How do you deal with rejection? These days it doesn’t usually bother me very much. I have learnt that it’s not always about the manuscript: often it’s just not right for that publisher at that time. If I think the rejected manuscript needs revision, I’ll do that before sending it out again. If I think revision is not needed, I’ll send it off to other targeted publishers. I like to know I have “irons in the fire”. I also keep working on other work.
In three words, how would you describe your writing? Fun and informative.
What do you hope readers will take away from your stories? A love of reading and the natural world. I enjoy incorporating word play into my books, and always make sure they work as read-alouds. With degrees in zoology, and having worked as a zookeeper for ten years, my interests in animals and nature shine through in my writing. If my books help readers to increase their love and respect for nature, I’ll be very happy.
What do you read for enjoyment? Favourite books/authors?
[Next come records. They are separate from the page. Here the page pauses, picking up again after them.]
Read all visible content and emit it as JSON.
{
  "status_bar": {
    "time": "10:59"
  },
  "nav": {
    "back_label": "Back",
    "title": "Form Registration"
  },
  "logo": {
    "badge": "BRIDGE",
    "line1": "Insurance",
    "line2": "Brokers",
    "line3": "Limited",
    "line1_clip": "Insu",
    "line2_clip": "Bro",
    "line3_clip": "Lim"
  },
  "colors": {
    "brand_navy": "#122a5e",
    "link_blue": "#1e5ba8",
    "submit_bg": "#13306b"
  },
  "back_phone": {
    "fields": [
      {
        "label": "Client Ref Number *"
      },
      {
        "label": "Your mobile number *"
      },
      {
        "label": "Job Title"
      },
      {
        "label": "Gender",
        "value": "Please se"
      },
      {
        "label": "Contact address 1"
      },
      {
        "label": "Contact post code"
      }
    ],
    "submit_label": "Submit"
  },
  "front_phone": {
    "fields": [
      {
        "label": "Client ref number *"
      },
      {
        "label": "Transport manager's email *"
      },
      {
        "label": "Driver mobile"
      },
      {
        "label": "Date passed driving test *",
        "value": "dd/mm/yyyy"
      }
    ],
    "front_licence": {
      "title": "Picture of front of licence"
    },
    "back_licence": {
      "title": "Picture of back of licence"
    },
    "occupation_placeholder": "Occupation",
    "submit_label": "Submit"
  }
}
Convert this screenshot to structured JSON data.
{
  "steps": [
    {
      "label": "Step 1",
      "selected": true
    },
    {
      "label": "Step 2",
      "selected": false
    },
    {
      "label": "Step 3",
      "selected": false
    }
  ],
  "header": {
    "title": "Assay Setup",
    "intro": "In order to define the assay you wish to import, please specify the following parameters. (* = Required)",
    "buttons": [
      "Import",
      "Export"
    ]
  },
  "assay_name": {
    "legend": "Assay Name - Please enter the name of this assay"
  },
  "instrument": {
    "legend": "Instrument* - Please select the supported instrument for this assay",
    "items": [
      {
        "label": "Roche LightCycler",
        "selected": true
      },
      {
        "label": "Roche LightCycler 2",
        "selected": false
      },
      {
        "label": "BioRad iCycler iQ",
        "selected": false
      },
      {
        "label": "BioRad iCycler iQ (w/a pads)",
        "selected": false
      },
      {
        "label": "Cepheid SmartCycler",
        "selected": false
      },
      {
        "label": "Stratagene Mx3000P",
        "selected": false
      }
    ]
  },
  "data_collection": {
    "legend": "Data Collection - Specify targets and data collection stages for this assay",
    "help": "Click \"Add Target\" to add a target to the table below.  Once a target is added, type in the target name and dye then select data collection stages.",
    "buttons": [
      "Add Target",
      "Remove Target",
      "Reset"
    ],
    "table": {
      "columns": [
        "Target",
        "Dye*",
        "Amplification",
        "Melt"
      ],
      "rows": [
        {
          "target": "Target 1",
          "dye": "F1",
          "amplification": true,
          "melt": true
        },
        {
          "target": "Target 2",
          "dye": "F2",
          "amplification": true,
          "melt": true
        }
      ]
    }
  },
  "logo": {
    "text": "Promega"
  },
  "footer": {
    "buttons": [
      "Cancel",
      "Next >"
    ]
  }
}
I read picture books, children’s fiction, YA and occasionally books for adults. I particularly like well-written fantasy stories. My favourite books include The Scorpio Races (Maggie Stiefvater), Blood Song (Anthony Ryan), Down by the Cool of the Pool (Tony Mitton & Guy Parker-Rees), and the writing of Margaret Wild, Jackie French, Glenda Millard, Dickens and JRR Tolkien.
If you had the chance to spend an hour with any writer of your choice, living or dead, who would it be and what would you most like them to tell you about living a writing life? I would like JK Rowling (Harry Potter books) to talk about how she managed to develop such a rich story over so many years. I am especially awestruck each time I discover little clues planted two or three books before they become relevant.
I’VE GOT A TAIL! Terrific Tails of the Animal World (Ill. Hannah Tolson, Amicus Ink, Feb 2020)
Starring a viper whose tail looks like a spider, animals from around the world describe how their tails help them survive. Covering adaptations to desert, ocean, forest, and arctic habitats, this narrative nonfiction picture book highlights the diversity of the animal world. It’s the third book in the I’ve Got… series by Murphy and Tolson.
Sales links: Booktopia – https://www.booktopia.com.au/odd-bods-julie-murphy/book/9781541585027.html